◆ Required work ◆
What is the number of lines in this data that contain the word "filter"? Give the number alone.

### Input material

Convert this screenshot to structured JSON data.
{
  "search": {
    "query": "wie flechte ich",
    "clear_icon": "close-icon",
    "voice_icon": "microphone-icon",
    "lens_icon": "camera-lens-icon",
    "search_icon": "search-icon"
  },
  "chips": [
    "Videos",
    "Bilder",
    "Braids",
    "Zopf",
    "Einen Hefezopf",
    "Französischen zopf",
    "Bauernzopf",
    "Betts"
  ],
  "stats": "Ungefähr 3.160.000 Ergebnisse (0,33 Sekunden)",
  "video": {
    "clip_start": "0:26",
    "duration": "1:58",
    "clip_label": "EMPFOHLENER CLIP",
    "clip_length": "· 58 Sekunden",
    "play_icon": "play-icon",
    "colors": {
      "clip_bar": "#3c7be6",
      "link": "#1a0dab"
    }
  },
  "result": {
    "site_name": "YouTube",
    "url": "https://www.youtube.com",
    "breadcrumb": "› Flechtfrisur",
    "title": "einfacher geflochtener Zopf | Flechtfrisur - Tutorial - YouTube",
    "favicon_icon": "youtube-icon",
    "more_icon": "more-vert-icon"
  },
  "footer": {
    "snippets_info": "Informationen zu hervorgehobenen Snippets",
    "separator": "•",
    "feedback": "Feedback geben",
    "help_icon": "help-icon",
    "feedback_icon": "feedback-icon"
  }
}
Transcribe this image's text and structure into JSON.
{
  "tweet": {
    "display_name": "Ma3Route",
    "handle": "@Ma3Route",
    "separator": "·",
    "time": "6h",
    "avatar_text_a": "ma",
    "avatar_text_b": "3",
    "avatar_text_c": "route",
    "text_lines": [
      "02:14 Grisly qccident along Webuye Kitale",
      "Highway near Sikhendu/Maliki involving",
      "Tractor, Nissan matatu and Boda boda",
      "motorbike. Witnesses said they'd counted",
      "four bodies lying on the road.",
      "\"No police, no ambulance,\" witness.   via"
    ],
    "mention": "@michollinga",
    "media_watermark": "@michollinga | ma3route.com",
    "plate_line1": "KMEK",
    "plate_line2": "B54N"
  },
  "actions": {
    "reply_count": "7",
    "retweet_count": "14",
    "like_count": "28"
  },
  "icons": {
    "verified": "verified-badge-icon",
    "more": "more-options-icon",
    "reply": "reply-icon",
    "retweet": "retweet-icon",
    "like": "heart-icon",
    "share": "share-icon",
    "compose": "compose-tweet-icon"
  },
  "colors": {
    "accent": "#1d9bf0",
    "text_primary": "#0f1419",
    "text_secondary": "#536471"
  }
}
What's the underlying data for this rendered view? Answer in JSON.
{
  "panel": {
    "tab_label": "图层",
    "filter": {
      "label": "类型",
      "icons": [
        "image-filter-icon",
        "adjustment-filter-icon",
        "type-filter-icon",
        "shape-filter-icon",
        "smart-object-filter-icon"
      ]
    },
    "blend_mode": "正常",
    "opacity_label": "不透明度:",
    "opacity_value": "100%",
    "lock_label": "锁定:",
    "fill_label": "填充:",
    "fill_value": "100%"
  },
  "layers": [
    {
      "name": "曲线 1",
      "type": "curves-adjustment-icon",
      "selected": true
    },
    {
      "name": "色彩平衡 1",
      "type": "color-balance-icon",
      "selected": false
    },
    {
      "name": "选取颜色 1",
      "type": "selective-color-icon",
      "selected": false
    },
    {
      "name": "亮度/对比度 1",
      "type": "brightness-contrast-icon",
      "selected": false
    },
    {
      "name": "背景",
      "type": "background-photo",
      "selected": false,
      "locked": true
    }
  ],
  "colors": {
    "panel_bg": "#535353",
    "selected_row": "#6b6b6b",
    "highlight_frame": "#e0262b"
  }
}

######

◆ Response to this exercise ◆
6